Benjamin's appointment as County Attorney must be approved by the County Council.

As Baltimore County Looks to Expand Transit Access, Survey Will Gather Resident Input and Ideas

Baltimore County Executive Johnny Olszewski today released a transportation survey that will allow County residents to share information about the transportation challenges they face, and solicit input and ideas about how those challenges can be addressed.

The survey is a step in a larger effort to increase transit options for County residents and identify other opportunities to help people get around more easily and efficiently.

"How easily people can get around has a major impact on quality of life, but for too long Baltimore County has been focused on roads alone," Olszewski said. "We're changing the narrative by investing in things like transit and bike lanes and looking for innovations that can better serve County residents."

The Baltimore region is one of the 20 most congested areas in the United States, with the average commute time topping 30 minutes. For residents who travel by MTA bus, commute times are often much longer. However, while some other large jurisdictions in Maryland operate extensive Locally Operated Transit Systems, Baltimore County's CountyRide is limited in service and scope. CountyRide operates on-demand rather than with fixed routes, and it serves only the county's older adults and residents with disabilities.

Investing in the Transportation Infrastructure

In his Fiscal Year 2020 Budget, Olszewski included funds to begin planning a Towson Circulator pilot, with plans to expand to other commercial corridors.

In addition, in his Consolidated Transportation Program request to the Maryland Department of Transportation, Olszewski asked for state support in line with what other counties receive in order to invest in the infrastructure to begin expanding the County's transit system.

The request also included items to address traffic concerns in areas around the County and accommodate past and future planned growth, including a long-needed interchange at Interstate 795 and Dolfield Boulevard—a request the County has made since 2007.

Beyond transit and roads, Olszewski included in his budget the first ever line item for bike and pedestrian features.

In addition, Olszewski has taken steps to add capacity within government to more effectively plan transportation projects and identify opportunities for innovation. He has hired a lead transportation planner within the Department of Public Works and taken steps to build a transportation bureau within the department.

Residents can take the survey online.
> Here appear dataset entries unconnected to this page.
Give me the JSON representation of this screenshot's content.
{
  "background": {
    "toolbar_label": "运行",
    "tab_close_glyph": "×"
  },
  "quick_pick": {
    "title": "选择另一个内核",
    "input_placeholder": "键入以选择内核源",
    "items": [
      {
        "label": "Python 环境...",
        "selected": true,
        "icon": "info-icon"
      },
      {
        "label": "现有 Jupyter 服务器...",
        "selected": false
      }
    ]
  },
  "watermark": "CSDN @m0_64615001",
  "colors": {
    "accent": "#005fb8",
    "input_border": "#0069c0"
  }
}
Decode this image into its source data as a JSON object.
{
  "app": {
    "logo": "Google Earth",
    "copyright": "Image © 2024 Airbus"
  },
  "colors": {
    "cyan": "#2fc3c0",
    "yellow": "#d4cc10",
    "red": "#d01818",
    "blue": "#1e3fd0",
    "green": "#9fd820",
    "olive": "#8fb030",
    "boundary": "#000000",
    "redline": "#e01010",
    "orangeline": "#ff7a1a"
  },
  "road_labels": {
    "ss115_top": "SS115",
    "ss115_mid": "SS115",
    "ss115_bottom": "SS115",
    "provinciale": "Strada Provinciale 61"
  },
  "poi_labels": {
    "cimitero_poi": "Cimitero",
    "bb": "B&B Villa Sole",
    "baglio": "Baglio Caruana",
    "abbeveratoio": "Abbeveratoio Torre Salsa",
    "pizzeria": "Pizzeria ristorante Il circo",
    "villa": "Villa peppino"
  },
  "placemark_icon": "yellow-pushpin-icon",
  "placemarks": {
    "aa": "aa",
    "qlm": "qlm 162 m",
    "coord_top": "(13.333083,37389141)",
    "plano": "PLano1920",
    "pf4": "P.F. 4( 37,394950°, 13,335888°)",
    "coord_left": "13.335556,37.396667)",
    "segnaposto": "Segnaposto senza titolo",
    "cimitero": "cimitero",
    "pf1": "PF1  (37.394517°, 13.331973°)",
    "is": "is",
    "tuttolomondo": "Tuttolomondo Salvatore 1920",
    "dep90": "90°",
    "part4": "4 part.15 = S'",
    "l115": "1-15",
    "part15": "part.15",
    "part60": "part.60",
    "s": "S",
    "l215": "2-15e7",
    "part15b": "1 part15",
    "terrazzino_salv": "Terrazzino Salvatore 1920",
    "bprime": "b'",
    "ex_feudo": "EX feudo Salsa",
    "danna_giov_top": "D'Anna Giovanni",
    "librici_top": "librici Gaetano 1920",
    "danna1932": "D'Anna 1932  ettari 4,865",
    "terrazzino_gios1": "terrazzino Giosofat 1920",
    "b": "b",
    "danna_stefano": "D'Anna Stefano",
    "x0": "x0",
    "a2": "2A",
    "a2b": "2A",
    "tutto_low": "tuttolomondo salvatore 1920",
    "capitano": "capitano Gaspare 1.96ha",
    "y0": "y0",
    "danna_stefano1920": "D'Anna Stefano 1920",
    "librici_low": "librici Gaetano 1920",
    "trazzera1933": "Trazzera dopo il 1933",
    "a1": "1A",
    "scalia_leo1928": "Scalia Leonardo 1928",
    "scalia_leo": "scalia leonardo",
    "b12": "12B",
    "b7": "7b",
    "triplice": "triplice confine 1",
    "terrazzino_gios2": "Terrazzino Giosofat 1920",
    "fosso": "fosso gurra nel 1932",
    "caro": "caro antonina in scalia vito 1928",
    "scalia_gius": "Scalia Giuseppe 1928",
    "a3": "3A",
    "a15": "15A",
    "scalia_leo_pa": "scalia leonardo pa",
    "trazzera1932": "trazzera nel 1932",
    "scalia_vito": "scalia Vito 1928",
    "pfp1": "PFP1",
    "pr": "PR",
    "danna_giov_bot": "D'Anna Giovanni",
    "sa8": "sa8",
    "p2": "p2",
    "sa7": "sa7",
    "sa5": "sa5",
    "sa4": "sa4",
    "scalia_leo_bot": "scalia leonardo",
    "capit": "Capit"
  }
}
For more information about transportation in the County, listen to the latest episode of The County podcast.

Revised September 11, 2017